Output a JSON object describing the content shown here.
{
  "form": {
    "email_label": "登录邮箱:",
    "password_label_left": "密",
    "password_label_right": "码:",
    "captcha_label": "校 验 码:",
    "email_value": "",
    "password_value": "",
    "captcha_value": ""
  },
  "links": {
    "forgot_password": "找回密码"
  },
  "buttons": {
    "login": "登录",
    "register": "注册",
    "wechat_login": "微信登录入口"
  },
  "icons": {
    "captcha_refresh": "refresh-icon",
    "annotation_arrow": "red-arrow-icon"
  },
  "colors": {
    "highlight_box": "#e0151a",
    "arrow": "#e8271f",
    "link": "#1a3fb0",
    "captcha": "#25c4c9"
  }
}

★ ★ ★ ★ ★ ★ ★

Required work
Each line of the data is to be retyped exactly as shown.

Response area
Output a JSON object describing the content shown here.
{
  "form": {
    "email_label": "登录邮箱:",
    "password_label_left": "密",
    "password_label_right": "码:",
    "captcha_label": "校 验 码:",
    "email_value": "",
    "password_value": "",
    "captcha_value": ""
  },
  "links": {
    "forgot_password": "找回密码"
  },
  "buttons": {
    "login": "登录",
    "register": "注册",
    "wechat_login": "微信登录入口"
  },
  "icons": {
    "captcha_refresh": "refresh-icon",
    "annotation_arrow": "red-arrow-icon"
  },
  "colors": {
    "highlight_box": "#e0151a",
    "arrow": "#e8271f",
    "link": "#1a3fb0",
    "captcha": "#25c4c9"
  }
}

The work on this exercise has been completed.